[Available data — start]
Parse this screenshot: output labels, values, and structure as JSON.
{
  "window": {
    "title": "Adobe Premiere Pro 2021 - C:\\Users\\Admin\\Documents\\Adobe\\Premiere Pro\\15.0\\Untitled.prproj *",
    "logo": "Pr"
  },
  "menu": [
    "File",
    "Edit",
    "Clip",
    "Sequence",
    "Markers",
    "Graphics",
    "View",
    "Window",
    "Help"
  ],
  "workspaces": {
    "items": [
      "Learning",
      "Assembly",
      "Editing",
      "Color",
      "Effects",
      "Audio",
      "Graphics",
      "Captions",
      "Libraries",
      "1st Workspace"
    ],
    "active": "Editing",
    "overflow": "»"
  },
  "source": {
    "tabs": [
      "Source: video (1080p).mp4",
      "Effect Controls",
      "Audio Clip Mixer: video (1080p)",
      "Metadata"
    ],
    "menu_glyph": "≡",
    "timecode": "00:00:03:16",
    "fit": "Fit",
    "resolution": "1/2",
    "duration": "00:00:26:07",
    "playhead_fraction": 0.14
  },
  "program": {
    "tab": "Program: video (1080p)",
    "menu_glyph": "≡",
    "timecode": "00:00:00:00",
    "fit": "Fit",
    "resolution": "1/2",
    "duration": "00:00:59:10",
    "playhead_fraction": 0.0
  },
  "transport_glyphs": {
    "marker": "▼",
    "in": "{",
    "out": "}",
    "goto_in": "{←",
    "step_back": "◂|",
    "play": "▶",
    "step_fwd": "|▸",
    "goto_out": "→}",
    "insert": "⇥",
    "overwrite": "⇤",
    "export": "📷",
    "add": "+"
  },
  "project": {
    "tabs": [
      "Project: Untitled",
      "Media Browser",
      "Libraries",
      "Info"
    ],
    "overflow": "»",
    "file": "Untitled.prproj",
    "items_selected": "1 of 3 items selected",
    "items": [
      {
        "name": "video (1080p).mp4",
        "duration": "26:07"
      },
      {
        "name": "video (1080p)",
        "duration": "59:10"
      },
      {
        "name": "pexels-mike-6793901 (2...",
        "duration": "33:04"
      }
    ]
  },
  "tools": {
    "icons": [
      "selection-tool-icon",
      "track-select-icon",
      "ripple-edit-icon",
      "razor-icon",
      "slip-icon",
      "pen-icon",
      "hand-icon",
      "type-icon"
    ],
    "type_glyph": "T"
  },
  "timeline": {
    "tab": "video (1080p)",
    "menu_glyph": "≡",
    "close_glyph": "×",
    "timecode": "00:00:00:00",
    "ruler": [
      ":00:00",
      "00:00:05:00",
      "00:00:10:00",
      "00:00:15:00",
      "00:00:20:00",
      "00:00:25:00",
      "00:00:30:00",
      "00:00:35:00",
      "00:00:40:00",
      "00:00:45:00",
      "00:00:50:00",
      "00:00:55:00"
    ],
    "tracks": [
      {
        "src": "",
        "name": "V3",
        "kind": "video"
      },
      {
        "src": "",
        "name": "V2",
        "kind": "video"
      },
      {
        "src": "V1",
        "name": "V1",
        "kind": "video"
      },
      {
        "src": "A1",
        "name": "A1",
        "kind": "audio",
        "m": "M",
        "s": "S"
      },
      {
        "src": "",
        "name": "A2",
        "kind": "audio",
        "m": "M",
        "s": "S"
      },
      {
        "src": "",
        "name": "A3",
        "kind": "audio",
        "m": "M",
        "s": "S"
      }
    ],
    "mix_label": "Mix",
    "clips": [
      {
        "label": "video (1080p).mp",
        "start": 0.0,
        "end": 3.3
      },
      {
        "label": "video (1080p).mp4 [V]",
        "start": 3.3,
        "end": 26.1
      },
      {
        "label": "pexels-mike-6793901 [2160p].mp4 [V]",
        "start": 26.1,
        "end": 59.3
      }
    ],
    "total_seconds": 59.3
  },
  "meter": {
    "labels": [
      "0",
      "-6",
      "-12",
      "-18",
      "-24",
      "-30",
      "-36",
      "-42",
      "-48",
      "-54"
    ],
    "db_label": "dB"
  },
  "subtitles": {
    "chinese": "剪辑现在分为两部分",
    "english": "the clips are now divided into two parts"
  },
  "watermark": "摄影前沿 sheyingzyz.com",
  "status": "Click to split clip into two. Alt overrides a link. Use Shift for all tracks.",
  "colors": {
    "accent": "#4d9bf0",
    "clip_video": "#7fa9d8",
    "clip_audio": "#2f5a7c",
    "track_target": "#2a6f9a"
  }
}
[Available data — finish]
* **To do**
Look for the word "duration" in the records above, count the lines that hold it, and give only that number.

* **Solution to the exercise**
5